“Novice sales professionals may find themselves overselling “kitchen sink” features and benefits that glaze over the eyes of a prospect. While seasoned professionals find the gaps first and then lead with those attributes which solve the specific problems that each prospect is facing.
“Further, active listening is important because oftentimes these problems only surface with appropriately timed questions. This is especially critical in our sports industry where the sales cycle is long and the tech journey is extremely varied across global teams and leagues.”
When hiring a salesperson, check for ego and empathy
Tony O’Dowd, Director at KantanMT, gave valuable advice on hiring two different types of salespeople and how each of them can benefit your company’s success.
“When interviewing a sales executive just focus on two things: ego and empathy. If your interviewee has more empathy than ego, put him into account management. Whereas, if they’ve got more ego than empathy, then put them into new business development.
“Empathetic sales executives make excellent account managers as they can nurture accounts into cross-selling and up-sell opportunities. They can maintain long-term relationships, and your clients often view them as trusted advisors by your clients.
“Egotistic sales executives want the big sale and will view their channels as mercenaries seeking a big payout. Their ability to nurture long-term relationships might be compromised because of this.
“Without an ego, sales executives can’t ask for the deal. Without empathy they can’t pitch your organization to address their needs. In reality, the average sales executive has a balance of both. However, don’t be afraid of the imbalance as this will yield higher potentials for your organization.”
Learn how to write a clear project scope
Rachel Apsey, Sales and Marketing Coordinator at Insequence, explained how a properly recorded and written project scope can influence your customer satisfaction.
“Learning how to write a clear, detailed project scope is key to both your success and customer satisfaction.
“Not only does it show your customer that you listened and understand what they need but it also smooths out the transition from sales to other departments.”
Be obsessed with getting to know your customers
Mark Boyes, VP of Growth at Akvelon, Inc., emphasized the importance of really knowing your customers.
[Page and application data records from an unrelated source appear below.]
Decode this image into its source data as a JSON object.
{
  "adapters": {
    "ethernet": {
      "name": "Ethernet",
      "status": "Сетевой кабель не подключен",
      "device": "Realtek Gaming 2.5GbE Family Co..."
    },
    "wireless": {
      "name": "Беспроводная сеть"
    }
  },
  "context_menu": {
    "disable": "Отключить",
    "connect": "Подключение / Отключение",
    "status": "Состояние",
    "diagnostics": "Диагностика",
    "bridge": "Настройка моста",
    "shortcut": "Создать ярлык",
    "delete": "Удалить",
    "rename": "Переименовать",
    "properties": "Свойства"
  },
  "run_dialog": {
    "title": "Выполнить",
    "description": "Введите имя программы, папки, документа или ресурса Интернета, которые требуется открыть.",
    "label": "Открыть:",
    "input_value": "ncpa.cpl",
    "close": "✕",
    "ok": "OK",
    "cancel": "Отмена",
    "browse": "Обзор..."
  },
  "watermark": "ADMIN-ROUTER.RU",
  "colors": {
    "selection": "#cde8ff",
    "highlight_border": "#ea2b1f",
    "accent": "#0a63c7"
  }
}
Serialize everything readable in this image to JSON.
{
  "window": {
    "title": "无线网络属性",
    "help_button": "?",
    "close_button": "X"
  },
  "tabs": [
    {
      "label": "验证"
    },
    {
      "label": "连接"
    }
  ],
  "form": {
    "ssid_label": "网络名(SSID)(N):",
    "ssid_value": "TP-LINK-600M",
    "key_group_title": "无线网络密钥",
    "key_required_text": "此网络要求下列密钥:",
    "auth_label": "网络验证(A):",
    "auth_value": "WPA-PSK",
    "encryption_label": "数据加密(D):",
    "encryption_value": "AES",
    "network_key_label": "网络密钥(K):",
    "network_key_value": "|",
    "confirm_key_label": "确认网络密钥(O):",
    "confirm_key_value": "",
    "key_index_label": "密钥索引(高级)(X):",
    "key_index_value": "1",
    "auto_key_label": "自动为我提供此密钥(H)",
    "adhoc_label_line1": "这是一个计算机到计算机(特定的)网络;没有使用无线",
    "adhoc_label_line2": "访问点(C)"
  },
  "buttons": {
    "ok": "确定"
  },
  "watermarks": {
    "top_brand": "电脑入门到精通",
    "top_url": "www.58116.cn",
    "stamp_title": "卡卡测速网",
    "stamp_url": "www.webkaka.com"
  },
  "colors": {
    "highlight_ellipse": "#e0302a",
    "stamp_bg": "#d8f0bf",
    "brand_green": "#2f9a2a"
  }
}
Caring about their troubles and needs is what builds trust and credibility.
“We are obsessed with learning all about our leads and customers — their goals, challenges, and needs. It is crucial to be relevant and create trust and credibility with them early on.
“Be open, genuinely care, and if they don’t need your help right now, stay close. There will likely be a time when they do!”
Build trust through follow-ups and honesty
The importance of follow-ups echoes across most of the tips. Doug Thomson, Chief Architect at OneLaw Limited, also put it to the top of his list, as well as being completely honest with your customers.
“When selling complicated or technical products, try to establish a trust relationship with your prospect as soon as you can. Do this through regular follow-up’s and being completely honest about your products and services.”
Know about the software company’s challenges first-hand? We want to hear from you! If you could share one piece of sales or business advice, what would it be? Let us know in the comments or tweet us @OnePageCRM!
Want to try an effective CRM for software companies that would help your team always follow-up and build client relationships that last? Take OnePageCRM for a free 21-day test drive!